هنر درمانی برای یک نوجوان مبتلا به سندرم اسپرگر
|کد مقاله||سال انتشار||مقاله انگلیسی||ترجمه فارسی||تعداد کلمات|
|30506||2008||9 صفحه PDF||سفارش دهید||4919 کلمه|
Publisher : Elsevier - Science Direct (الزویر - ساینس دایرکت)
Journal : The Arts in Psychotherapy, Volume 35, Issue 4, 2008, Pages 262–270
Asperger's syndrome is a neurodevelopmental disorder characterized by impairments in social interaction, restricted, repetitive and stereotyped patterns of behavior, interests, and activities. Adolescents with Asperger's syndrome have developed a compromised self-regulatory system, which leads to difficulty in many areas of functioning. Some of these areas include social, behavioral, emotional, and an increase in anxiety. Art therapy is an important activity based intervention that allows those with Asperger's syndrome to receive and learn information in a non-conventional, nonverbal, comprehensive, and expressive language. Over a 7-month period of creating art, Emma became increasingly more communicative and comfortable in areas of functioning, especially social interactions. The incorporation of visual creativity allowed her to express herself and be heard on a new level of communication. Through her artwork she was able to move from having difficulty in functioning to learning, growing, challenging herself, and making post-secondary education plans.
This article is a case example of an adolescent with Asperger's syndrome. Therapeutic engagement in the art making process enabled Emma, an 18-year-old female, to address her difficulties with social interaction and integration appropriate for her developmental age. It became apparent that the initial diagnosis of social phobia was not consistent with Emma's presenting symptoms. A psychological evaluation was performed, and it was determined that the diagnosis that appropriately addressed Emma's symptomology was Asperger's syndrome. Since difficulties negotiating the environment usually become apparent with Asperger's syndrome later than other pervasive developmental disorders (PDD), many times it is not until a child reaches adolescence that it is identified. The first sign of difficulty may show up within the secondary school setting, when peer interaction becomes integral to normal development (Ramsay et al., 2005). As a result of misdiagnosis, the adolescent does not receive the proper support, causing further delays in addressing the issues impeding normal development and academic achievement. This case example of Emma presents an illustration of an adolescent who was initially misdiagnosed. After art therapy, Emma is now progressing more appropriately within school and social settings.
نتیجه گیری انگلیسی
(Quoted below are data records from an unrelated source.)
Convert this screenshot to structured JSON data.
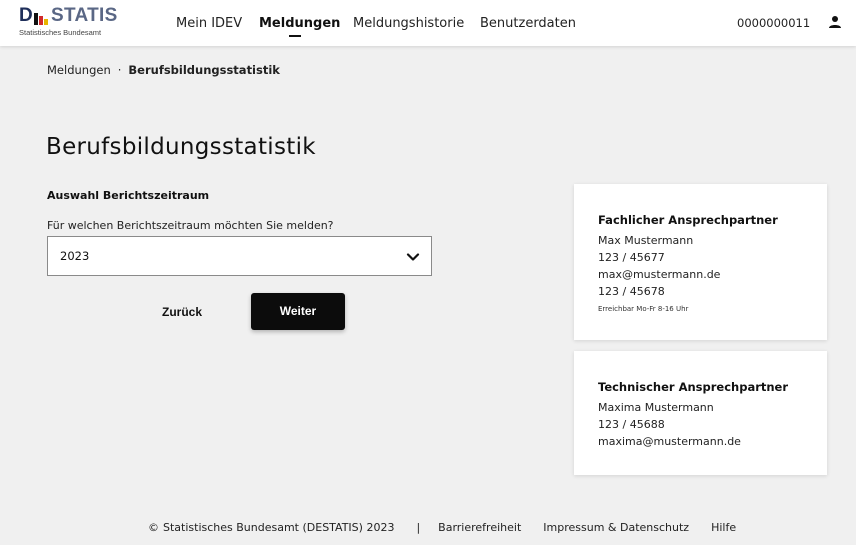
{
  "brand": {
    "logo_d": "D",
    "logo_statis": "STATIS",
    "logo_subtitle": "Statistisches Bundesamt",
    "colors": {
      "navy": "#1f2f5a",
      "bar_black": "#111111",
      "bar_red": "#d12a2a",
      "bar_gold": "#e8b400"
    }
  },
  "nav": {
    "items": [
      "Mein IDEV",
      "Meldungen",
      "Meldungshistorie",
      "Benutzerdaten"
    ],
    "active": "Meldungen"
  },
  "user": {
    "id": "0000000011",
    "icon": "user-icon"
  },
  "breadcrumb": {
    "parent": "Meldungen",
    "separator": "·",
    "current": "Berufsbildungsstatistik"
  },
  "page": {
    "title": "Berufsbildungsstatistik",
    "section_label": "Auswahl Berichtszeitraum",
    "field_label": "Für welchen Berichtszeitraum möchten Sie melden?",
    "selected_period": "2023",
    "back_label": "Zurück",
    "next_label": "Weiter"
  },
  "contacts": [
    {
      "title": "Fachlicher Ansprechpartner",
      "name": "Max Mustermann",
      "phone": "123 / 45677",
      "email": "max@mustermann.de",
      "fax": "123 / 45678",
      "availability": "Erreichbar Mo-Fr 8-16 Uhr"
    },
    {
      "title": "Technischer Ansprechpartner",
      "name": "Maxima Mustermann",
      "phone": "123 / 45688",
      "email": "maxima@mustermann.de"
    }
  ],
  "footer": {
    "copyright": "Statistisches Bundesamt (DESTATIS) 2023",
    "copyright_symbol": "©",
    "divider": "|",
    "links": [
      "Barrierefreiheit",
      "Impressum & Datenschutz",
      "Hilfe"
    ]
  }
}
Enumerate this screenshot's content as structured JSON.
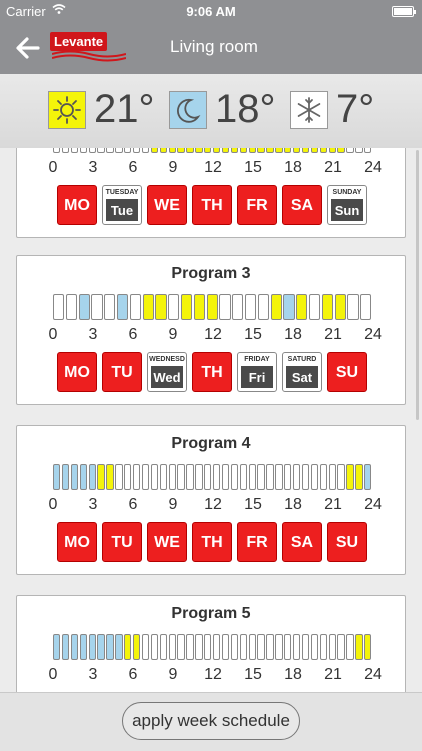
{
  "status_bar": {
    "carrier": "Carrier",
    "time": "9:06 AM"
  },
  "nav": {
    "brand": "Levante",
    "title": "Living room"
  },
  "temperatures": {
    "day": "21°",
    "night": "18°",
    "frost": "7°"
  },
  "hour_ticks": [
    "0",
    "3",
    "6",
    "9",
    "12",
    "15",
    "18",
    "21",
    "24"
  ],
  "apply_label": "apply week schedule",
  "colors": {
    "day": "#f4f40a",
    "night": "#a6d4ec",
    "off": "#ffffff",
    "active_day": "#ed1f1f",
    "inactive_day": "#4a4a4a"
  },
  "programs": [
    {
      "title": "",
      "slots": [
        "off",
        "off",
        "off",
        "off",
        "off",
        "off",
        "off",
        "off",
        "off",
        "off",
        "off",
        "day",
        "day",
        "day",
        "day",
        "day",
        "day",
        "day",
        "day",
        "day",
        "day",
        "day",
        "day",
        "day",
        "day",
        "day",
        "day",
        "day",
        "day",
        "day",
        "day",
        "day",
        "day",
        "off",
        "off",
        "off"
      ],
      "days": [
        {
          "short": "MO",
          "active": true
        },
        {
          "short": "Tue",
          "long": "TUESDAY",
          "active": false
        },
        {
          "short": "WE",
          "active": true
        },
        {
          "short": "TH",
          "active": true
        },
        {
          "short": "FR",
          "active": true
        },
        {
          "short": "SA",
          "active": true
        },
        {
          "short": "Sun",
          "long": "SUNDAY",
          "active": false
        }
      ]
    },
    {
      "title": "Program 3",
      "slots": [
        "off",
        "off",
        "night",
        "off",
        "off",
        "night",
        "off",
        "day",
        "day",
        "off",
        "day",
        "day",
        "day",
        "off",
        "off",
        "off",
        "off",
        "day",
        "night",
        "day",
        "off",
        "day",
        "day",
        "off",
        "off"
      ],
      "days": [
        {
          "short": "MO",
          "active": true
        },
        {
          "short": "TU",
          "active": true
        },
        {
          "short": "Wed",
          "long": "WEDNESD",
          "active": false
        },
        {
          "short": "TH",
          "active": true
        },
        {
          "short": "Fri",
          "long": "FRIDAY",
          "active": false
        },
        {
          "short": "Sat",
          "long": "SATURD",
          "active": false
        },
        {
          "short": "SU",
          "active": true
        }
      ]
    },
    {
      "title": "Program 4",
      "slots": [
        "night",
        "night",
        "night",
        "night",
        "night",
        "day",
        "day",
        "off",
        "off",
        "off",
        "off",
        "off",
        "off",
        "off",
        "off",
        "off",
        "off",
        "off",
        "off",
        "off",
        "off",
        "off",
        "off",
        "off",
        "off",
        "off",
        "off",
        "off",
        "off",
        "off",
        "off",
        "off",
        "off",
        "day",
        "day",
        "night"
      ],
      "days": [
        {
          "short": "MO",
          "active": true
        },
        {
          "short": "TU",
          "active": true
        },
        {
          "short": "WE",
          "active": true
        },
        {
          "short": "TH",
          "active": true
        },
        {
          "short": "FR",
          "active": true
        },
        {
          "short": "SA",
          "active": true
        },
        {
          "short": "SU",
          "active": true
        }
      ]
    },
    {
      "title": "Program 5",
      "slots": [
        "night",
        "night",
        "night",
        "night",
        "night",
        "night",
        "night",
        "night",
        "day",
        "day",
        "off",
        "off",
        "off",
        "off",
        "off",
        "off",
        "off",
        "off",
        "off",
        "off",
        "off",
        "off",
        "off",
        "off",
        "off",
        "off",
        "off",
        "off",
        "off",
        "off",
        "off",
        "off",
        "off",
        "off",
        "day",
        "day"
      ],
      "days": [
        {
          "short": "MO",
          "active": true
        },
        {
          "short": "TU",
          "active": true
        },
        {
          "short": "WE",
          "active": true
        },
        {
          "short": "TH",
          "active": true
        },
        {
          "short": "FR",
          "active": true
        },
        {
          "short": "SA",
          "active": true
        },
        {
          "short": "SU",
          "active": true
        }
      ]
    }
  ]
}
Over the course of the 7 months that Emma was engaged in art therapy, she became increasingly more communicative. When she first arrived she was experiencing extreme anxiety, had difficulty engaging socially and had no plans for the future. Through the use of visual expression and focused art therapy activities, she gained insights into her diagnosis of Asperger's syndrome. This resulted in her feeling more comfortable in communicating. She was further able to discuss and make plans for the future, developing and incorporating new coping strategies and more useful social skills. She also became increasingly involved with her peers at school, and discussed and sought out post-secondary information, applications, and with completion resulted in an acceptance. There were multiple advantages of art therapy for Emma. She benefited greatly from the multi-sensory immersion from her narrower world into the larger broader world that surrounds her. Adolescents similar to Emma, diagnosed with Asperger's syndrome, have difficulty with interpersonal interaction. The art therapy process opened new avenues and channels of communication for her to utilize, which were previously not available and known to her. Through the use of art therapy, nonverbal communication is created into a tangible form, enhancing the therapeutic process to address the presenting problem. Through the use of artwork and metaphor, Emma was able to gain insight into her personal struggle. Once these concerns were addressed she incorporated them into her identity, changing her perceptions and behaviors. Her acceptance into a post-secondary educational experience and the resulting excitement and comfort with her social milieu was the culmination of the hard work Emma invested in her therapeutic process. The only limitation was Emma's need to leave for college and disengage from the therapeutic relationship and its support system. There was no availability to guide Emma while she transitioned into her new academic and social environment. The implications from Emma's experience are threefold. Diagnosis of Asperger's syndrome can only be made from a full and accurate psychological evaluation and not from observed symptoms alone, as is often the case with anxiety and social phobias for adolescents. Art therapy creates a full sensory immersion and interaction of verbal, visual, and tactile modalities. This allows a client, like Emma, to have a fuller and more expressive ability to communicate with herself and the people and world they live in. A safe and positive environment with the exploration and expression of art relaxes and encourages the Asperger's patient to develop greater self-concept, simultaneously strengthening greater self esteem and regard for others.